Work out how many lines in the data hold the string "this". Reply with only that number.

> **Data excerpts**:
================================
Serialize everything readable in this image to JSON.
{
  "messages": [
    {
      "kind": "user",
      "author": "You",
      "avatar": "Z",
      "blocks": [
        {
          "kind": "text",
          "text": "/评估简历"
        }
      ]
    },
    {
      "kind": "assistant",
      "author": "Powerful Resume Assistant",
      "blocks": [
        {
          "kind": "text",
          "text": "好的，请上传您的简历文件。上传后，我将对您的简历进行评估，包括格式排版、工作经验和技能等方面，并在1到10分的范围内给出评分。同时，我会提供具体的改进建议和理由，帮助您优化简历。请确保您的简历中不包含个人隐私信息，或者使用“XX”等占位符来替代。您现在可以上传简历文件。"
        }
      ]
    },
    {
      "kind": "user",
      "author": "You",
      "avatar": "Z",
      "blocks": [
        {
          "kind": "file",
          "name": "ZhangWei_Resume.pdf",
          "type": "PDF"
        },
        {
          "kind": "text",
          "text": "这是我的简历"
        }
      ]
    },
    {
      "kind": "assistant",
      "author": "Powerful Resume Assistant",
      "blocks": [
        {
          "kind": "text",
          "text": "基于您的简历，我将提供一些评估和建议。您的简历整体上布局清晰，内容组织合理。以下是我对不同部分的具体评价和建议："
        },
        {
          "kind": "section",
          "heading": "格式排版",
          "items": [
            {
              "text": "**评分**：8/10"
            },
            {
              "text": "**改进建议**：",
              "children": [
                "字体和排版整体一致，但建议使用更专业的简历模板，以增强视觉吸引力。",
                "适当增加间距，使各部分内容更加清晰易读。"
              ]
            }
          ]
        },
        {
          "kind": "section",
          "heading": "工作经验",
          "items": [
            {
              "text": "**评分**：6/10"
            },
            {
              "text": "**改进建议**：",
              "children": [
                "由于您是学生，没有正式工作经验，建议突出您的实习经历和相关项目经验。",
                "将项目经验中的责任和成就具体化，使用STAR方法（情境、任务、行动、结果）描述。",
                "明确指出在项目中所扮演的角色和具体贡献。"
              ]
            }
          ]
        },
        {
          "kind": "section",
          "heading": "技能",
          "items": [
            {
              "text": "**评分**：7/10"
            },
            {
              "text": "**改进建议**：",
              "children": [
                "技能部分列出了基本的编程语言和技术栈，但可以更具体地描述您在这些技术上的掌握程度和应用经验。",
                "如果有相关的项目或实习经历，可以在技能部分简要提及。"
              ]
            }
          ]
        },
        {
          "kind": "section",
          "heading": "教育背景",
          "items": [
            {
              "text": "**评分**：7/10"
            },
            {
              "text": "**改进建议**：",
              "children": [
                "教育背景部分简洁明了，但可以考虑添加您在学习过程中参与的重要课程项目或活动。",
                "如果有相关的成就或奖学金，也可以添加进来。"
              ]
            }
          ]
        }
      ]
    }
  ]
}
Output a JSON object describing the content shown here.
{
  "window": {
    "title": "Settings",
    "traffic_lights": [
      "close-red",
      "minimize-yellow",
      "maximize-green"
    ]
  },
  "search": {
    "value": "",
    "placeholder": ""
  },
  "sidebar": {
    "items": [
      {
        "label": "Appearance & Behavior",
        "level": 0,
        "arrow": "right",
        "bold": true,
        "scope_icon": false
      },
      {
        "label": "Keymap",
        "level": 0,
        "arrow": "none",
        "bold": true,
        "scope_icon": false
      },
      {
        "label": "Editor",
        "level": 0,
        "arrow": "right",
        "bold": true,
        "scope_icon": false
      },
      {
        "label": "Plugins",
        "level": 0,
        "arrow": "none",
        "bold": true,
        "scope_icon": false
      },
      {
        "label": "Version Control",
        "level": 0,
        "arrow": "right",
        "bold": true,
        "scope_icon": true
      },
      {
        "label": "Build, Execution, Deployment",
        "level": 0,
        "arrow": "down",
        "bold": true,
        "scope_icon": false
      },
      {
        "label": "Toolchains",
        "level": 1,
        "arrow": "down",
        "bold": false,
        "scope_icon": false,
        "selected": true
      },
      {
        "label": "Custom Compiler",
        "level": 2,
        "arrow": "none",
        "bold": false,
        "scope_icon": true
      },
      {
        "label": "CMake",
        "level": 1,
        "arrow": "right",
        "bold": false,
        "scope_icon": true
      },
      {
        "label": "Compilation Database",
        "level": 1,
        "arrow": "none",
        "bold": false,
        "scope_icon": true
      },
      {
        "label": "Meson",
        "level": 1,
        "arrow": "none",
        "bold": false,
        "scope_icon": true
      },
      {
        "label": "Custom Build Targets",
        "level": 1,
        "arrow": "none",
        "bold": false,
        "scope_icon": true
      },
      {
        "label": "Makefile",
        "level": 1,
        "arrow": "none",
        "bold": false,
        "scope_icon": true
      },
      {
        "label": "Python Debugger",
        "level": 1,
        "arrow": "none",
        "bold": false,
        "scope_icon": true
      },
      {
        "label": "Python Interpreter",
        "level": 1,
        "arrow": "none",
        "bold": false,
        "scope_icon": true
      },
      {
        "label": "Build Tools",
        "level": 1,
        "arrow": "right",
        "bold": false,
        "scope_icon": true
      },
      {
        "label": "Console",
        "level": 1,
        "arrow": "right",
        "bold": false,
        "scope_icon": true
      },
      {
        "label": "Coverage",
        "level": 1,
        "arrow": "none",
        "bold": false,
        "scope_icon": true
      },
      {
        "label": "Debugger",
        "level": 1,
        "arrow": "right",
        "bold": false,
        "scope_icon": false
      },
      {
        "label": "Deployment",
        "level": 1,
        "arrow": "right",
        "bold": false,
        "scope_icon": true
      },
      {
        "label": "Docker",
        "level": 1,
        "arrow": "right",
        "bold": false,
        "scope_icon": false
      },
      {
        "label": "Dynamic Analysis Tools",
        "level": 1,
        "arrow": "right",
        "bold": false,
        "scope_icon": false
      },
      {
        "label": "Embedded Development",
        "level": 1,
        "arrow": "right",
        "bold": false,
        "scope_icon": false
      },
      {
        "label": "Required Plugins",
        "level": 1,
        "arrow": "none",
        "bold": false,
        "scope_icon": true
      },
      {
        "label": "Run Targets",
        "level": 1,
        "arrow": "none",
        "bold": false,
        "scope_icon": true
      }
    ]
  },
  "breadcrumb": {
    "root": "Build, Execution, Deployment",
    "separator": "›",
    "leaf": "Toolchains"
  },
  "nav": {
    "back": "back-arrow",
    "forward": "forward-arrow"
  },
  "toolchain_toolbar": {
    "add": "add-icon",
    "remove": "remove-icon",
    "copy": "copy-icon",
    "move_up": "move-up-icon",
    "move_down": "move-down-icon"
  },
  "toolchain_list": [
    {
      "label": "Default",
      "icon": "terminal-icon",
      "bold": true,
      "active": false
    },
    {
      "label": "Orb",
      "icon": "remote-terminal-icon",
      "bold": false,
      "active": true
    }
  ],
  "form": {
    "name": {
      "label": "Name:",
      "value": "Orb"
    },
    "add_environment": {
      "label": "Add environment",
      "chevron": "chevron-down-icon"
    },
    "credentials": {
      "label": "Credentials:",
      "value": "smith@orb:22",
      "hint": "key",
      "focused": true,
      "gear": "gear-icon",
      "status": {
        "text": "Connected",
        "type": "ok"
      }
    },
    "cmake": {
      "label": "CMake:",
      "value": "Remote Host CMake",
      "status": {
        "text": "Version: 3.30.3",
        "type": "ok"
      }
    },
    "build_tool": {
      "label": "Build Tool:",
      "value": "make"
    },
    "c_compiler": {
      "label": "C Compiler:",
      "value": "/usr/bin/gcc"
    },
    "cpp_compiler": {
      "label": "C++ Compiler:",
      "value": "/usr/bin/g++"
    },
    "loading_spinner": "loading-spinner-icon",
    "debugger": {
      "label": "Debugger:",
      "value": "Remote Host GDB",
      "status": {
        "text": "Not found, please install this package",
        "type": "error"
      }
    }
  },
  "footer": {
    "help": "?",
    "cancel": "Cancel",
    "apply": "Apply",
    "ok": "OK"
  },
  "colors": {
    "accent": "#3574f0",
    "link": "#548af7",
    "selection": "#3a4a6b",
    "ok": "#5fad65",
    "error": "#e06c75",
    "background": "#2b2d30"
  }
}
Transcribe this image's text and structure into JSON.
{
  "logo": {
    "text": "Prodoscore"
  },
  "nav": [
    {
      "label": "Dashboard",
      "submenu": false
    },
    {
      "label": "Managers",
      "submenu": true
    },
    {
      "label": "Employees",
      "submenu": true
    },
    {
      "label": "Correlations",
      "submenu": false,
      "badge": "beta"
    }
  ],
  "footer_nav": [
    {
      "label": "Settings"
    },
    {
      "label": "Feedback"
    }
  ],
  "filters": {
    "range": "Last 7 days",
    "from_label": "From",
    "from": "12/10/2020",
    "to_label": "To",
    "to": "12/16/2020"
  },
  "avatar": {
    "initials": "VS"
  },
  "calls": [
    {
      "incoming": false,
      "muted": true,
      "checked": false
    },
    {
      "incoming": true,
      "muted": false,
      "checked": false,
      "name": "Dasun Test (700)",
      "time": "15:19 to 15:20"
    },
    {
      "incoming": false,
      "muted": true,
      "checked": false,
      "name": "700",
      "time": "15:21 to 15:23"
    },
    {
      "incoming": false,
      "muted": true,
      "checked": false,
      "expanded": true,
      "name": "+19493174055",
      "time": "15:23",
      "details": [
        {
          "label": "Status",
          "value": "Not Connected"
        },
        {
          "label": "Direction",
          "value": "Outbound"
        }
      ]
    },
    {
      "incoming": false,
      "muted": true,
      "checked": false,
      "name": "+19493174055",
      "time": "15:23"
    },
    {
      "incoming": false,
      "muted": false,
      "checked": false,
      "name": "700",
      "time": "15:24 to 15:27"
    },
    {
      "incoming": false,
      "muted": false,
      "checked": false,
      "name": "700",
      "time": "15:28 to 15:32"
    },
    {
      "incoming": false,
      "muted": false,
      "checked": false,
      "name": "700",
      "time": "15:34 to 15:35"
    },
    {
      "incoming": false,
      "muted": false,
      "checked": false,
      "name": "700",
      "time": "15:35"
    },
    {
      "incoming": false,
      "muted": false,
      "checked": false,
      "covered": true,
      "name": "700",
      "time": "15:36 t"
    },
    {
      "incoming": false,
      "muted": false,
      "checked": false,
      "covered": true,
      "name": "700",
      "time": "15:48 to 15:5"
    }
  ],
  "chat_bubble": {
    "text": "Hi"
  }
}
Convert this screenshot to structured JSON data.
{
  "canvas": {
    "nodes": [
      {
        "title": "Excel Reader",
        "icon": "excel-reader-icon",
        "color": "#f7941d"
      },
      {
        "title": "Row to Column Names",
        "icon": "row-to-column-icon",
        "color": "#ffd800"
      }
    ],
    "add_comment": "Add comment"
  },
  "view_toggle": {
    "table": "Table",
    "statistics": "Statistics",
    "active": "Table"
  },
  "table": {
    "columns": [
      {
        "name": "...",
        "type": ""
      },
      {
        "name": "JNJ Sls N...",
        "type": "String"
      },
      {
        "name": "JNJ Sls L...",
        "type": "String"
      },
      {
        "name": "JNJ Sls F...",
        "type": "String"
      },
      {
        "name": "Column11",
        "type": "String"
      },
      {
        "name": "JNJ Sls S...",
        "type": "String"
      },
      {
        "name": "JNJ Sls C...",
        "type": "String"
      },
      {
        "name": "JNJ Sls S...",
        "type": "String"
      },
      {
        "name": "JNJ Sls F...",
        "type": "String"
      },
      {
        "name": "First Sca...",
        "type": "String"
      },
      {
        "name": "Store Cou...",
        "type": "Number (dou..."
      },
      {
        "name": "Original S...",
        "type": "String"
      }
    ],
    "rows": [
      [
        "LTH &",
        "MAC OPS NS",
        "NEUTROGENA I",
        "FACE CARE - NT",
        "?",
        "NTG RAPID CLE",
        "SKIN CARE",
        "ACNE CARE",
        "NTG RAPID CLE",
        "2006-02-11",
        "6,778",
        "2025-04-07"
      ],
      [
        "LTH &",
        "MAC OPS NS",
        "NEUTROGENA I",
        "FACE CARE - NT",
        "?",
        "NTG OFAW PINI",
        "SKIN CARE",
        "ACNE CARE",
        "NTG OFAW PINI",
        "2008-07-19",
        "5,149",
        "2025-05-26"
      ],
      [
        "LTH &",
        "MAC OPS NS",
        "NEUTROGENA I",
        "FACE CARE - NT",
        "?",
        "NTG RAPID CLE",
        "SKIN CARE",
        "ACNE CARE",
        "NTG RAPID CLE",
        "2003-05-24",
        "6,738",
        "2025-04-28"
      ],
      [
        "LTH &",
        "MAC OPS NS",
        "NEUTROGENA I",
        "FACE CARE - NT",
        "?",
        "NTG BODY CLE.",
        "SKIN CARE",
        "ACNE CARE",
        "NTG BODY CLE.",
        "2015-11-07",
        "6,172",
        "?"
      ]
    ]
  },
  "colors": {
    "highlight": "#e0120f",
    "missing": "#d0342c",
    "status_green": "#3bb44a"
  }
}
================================
> **Solution**: 4